Where a line below includes the word "items", copy that line.

------

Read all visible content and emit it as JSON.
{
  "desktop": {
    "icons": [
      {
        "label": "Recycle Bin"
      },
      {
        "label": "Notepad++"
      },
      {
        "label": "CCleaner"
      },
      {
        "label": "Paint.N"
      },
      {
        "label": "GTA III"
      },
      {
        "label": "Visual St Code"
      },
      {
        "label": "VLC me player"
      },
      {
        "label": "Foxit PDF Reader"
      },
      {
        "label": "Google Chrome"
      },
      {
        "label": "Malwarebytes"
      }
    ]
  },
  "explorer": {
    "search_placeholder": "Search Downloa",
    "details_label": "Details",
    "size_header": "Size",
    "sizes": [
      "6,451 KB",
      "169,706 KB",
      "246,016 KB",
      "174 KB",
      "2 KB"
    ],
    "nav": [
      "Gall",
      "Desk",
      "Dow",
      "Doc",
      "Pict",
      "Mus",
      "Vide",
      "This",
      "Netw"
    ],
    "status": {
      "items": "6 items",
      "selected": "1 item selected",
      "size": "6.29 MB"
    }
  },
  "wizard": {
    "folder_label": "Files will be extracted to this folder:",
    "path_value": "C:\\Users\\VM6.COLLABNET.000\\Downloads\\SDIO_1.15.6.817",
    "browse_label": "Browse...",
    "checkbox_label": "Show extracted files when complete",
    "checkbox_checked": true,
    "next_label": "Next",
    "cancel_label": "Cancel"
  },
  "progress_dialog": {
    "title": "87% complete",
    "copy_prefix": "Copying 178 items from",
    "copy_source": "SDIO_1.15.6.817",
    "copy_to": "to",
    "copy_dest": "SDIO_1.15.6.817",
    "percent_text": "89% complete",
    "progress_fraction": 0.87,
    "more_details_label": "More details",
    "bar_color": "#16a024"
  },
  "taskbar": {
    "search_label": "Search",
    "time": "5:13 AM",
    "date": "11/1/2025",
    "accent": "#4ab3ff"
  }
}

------

▸ **RESULT OF THE EXERCISE**:
      "items": "6 items",
    "copy_prefix": "Copying 178 items from",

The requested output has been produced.